(Source records)
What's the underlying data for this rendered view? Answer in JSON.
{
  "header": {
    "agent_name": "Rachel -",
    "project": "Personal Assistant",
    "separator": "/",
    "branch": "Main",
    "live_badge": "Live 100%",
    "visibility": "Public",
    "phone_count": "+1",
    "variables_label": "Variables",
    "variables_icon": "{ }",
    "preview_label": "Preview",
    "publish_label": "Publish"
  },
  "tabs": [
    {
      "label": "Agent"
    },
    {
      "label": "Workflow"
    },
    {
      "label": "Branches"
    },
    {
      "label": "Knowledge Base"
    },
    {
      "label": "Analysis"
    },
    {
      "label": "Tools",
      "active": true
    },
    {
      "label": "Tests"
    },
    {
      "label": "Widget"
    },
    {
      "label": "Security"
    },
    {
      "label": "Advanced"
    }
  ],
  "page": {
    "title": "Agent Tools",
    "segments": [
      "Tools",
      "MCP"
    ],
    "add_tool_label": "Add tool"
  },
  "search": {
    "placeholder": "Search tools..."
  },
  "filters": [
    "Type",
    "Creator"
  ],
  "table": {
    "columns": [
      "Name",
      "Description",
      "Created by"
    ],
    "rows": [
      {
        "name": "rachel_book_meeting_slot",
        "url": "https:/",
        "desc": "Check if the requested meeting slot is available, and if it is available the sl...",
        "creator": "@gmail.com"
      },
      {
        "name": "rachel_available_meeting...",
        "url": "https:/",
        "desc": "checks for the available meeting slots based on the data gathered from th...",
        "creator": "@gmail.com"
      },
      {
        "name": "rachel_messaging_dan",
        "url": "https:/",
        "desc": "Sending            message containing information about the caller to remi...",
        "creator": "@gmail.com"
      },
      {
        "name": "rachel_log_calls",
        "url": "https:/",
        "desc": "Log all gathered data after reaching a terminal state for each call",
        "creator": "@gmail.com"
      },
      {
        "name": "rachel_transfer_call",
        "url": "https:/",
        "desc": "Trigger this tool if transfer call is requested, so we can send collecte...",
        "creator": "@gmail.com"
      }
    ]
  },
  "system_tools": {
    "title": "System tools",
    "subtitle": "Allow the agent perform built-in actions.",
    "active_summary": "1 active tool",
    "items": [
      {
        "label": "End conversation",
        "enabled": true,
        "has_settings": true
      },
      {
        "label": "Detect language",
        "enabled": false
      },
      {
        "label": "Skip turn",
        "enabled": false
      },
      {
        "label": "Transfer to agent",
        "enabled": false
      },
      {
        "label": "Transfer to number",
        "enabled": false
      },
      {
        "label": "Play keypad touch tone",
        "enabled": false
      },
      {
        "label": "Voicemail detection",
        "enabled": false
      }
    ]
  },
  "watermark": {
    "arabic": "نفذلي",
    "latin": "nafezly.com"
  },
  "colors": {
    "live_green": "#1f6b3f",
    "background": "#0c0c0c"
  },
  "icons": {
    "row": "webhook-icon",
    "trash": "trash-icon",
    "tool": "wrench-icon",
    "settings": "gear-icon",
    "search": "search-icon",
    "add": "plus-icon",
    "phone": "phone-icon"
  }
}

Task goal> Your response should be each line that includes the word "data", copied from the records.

Exercise response>
What's the underlying data for this rendered view? Answer in JSON.
        "desc": "checks for the available meeting slots based on the data gathered from th...",
        "desc": "Log all gathered data after reaching a terminal state for each call",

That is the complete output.